How to Make Galician Empanadas (The Original Empanadas)

@octopod It's moist but holds together pretty well. The empanada was still piping hot when we shot those photos, so it was even looser as a result. Personally, I like the filling really moist and generally find that it holds together just fine, but you can add egg or potato if you want to thicken it up.

Skip the Pasta and Make Lasagna With Polenta Instead

@ellebi Whoops, my brain misfired. I got it right in the recipe though! ;)

Skip the Pasta and Make Lasagna With Polenta Instead

@Lila Yes, you can assemble ahead of time and then bake before serving...reheating/baking time may be longer since you have to heat through from refrigerator-cold, but shouldn't be an issue...cover with foil if it starts to brown too much. The polenta will firm up a lot when chilled, but will soften somewhat when reheated.

@junkers Yeah, a layered mashed potato casserole would definitely work. You can use my mashed potato casserole method as a base, and then just construct it differently with sauce between layers (or do it shepherd pie-style with the mashed potatoes on top of some kind of stew or sauce).

How I Fell Hard for the Cemita in All its Forms: A Love Story With Recipes

@thesteveroller Those are all very good points. I'll definitely check out that Astoria place. For the record, my time spent on Roosevelt Ave wasn't for street cred, it's because I live there.

The Elements of Great Gravlax, the Easiest Luxury Food You Can Make at Home

@aurora1920 Yes, there are recipes for "quick" gravlax, where you take thinly sliced salmon and cure it with similar dry rub and aromatics but for a much shorter period of time. The dry rub w/ the ratio I use should work with that method too, though off the top of my head I don't know exactly how much you should put on each piece of salmon or exactly how many hours it would take.

Mexican Masa-Ball Soup, or, How a Silly Pun Led to a Really Tasty Dish

Meet the Cheese-Crisp Taco: A Cheese Crisp-and-Tortilla Fusion That Will Change Your Tacos Forever

@Moosefight Wings of cheese were made to be melted and crisped. Fly onwards and upwards!

Meet the Cheese-Crisp Taco: A Cheese Crisp-and-Tortilla Fusion That Will Change Your Tacos Forever

The Elements of Great Gravlax, the Easiest Luxury Food You Can Make at Home
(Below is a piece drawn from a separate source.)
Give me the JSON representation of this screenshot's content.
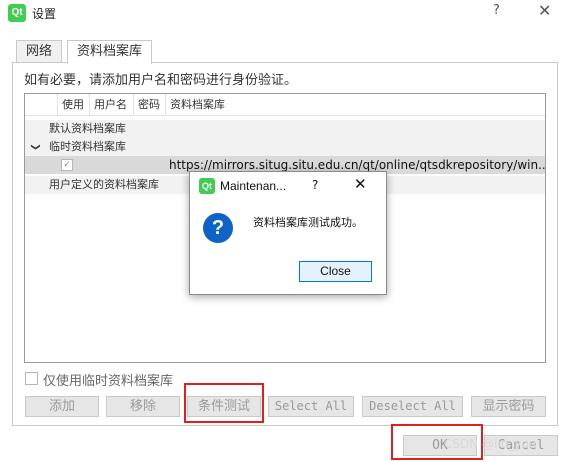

@szymanskiea First, I love you too, no need to apologize for commenting in a critical way. I've never tried using dried dill, though I do agree that less fresh dill can be used for equally great effect—it's a strong herb, so a little goes a long way. In my markets right now, bunches of dill are cheap, so it didn't cost more than a few bucks to get all the dill you're seeing in the photos, and it looks pretty, but yeah, you can definitely get away with using less. About the sushi-grade thing, though, really that's an unregulated term that, more than anything else, stresses that the fish is safe to eat raw, nothing more. What's safe to eat raw? Generally, fish that still smells impeccably fresh and, in some cases (including salmon), has been frozen to kill parasites. It doesn't at all have to cost more than the average price for salmon.

How to Make Great Refried Beans

@GatorPam Yes it would!

This Week at Serious Eats World Headquarters

@TacomaMike Queso Oaxaca, shredded into strings

Juicy and Tender Italian-American Meatballs in Red Sauce

@Ryan0403 Too much chicken flavor wasn't an issue for me in the meatballs--could it be the specific brand of store-bought stock you were using? There's such a wide range of quality (and, frankly, none are great), I've definitely had some brands that have tainted dishes I've made. Beef stock, if you have it, could certainly be excellent, though we tend to be pretty down on the store-bought stuff, so you'd have to make your own or seek out a decent pre-made option.

Mozzarella-Stuffed Crispy Baked Onion Rings

@Dpslm Thank you, you're right. Flour, egg, flour, egg, panko. I've fixed the recipe.

Pork Chops With White Wine and Leek Pan Sauce

@Bigbananafeet Ah, I see, that could be. In any case, really glad you enjoyed it!

@sarabullseye Yes you sure can do the chops sous vide!

The Ultimate Fully Loaded Nachos

What does it take to make an incredible plate of bar-style, fully loaded nachos? For starters, at least three kinds of cheese, two kinds of beans, and two different applications of creamy, tangy dairy. It may sound like overkill, but there's a method to this madness. More